*** Given records ***

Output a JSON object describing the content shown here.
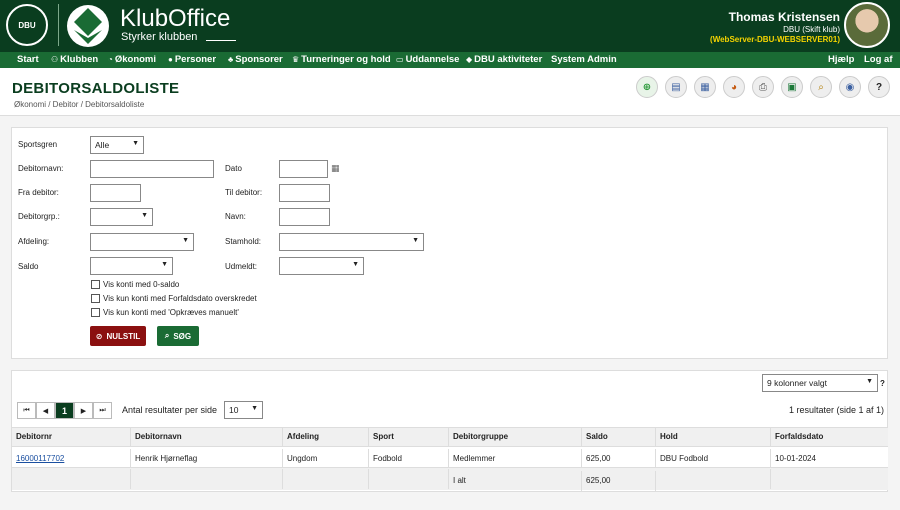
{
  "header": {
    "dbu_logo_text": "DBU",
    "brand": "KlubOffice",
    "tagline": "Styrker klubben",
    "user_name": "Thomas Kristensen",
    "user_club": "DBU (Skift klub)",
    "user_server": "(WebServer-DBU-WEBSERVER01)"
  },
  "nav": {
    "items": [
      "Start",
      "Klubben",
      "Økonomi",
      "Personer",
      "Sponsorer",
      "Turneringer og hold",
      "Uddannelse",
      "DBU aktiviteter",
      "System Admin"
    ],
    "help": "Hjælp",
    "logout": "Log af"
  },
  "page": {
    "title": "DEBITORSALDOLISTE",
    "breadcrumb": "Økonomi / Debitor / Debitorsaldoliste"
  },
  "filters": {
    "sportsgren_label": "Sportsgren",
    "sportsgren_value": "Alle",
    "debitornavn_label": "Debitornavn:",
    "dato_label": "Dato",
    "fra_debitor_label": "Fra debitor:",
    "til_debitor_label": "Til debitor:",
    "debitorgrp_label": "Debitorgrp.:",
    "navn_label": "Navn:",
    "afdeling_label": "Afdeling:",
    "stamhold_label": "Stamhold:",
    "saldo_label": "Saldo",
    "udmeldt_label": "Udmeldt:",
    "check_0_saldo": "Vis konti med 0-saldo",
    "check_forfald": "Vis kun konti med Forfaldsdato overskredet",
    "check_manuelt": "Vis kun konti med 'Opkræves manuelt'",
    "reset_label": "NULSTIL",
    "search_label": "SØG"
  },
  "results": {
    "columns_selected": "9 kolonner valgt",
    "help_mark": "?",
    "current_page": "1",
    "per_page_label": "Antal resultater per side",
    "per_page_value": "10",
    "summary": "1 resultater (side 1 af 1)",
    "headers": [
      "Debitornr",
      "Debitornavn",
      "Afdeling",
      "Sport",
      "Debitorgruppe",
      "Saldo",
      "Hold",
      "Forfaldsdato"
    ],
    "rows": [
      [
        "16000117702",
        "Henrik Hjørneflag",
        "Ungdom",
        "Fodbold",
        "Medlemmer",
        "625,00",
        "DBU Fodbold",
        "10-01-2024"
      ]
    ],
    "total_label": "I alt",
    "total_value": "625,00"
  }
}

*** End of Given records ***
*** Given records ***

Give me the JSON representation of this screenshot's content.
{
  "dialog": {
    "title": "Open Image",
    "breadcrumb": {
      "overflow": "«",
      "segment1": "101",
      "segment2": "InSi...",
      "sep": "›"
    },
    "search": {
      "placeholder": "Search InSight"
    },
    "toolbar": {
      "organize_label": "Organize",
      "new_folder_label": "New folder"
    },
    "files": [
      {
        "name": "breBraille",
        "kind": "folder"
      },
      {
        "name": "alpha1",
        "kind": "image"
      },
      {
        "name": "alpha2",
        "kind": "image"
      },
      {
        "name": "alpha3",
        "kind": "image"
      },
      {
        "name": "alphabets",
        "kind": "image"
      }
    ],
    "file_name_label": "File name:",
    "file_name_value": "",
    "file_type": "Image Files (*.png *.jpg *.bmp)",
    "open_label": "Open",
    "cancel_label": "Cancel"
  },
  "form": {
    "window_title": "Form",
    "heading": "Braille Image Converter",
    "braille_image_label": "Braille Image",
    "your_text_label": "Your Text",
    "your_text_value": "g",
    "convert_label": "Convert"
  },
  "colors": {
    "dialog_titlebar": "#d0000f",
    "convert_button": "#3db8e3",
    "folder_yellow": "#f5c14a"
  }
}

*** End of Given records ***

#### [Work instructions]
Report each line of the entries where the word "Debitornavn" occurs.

#### [Answer for this exercise]
    "debitornavn_label": "Debitornavn:",
      "Debitornavn",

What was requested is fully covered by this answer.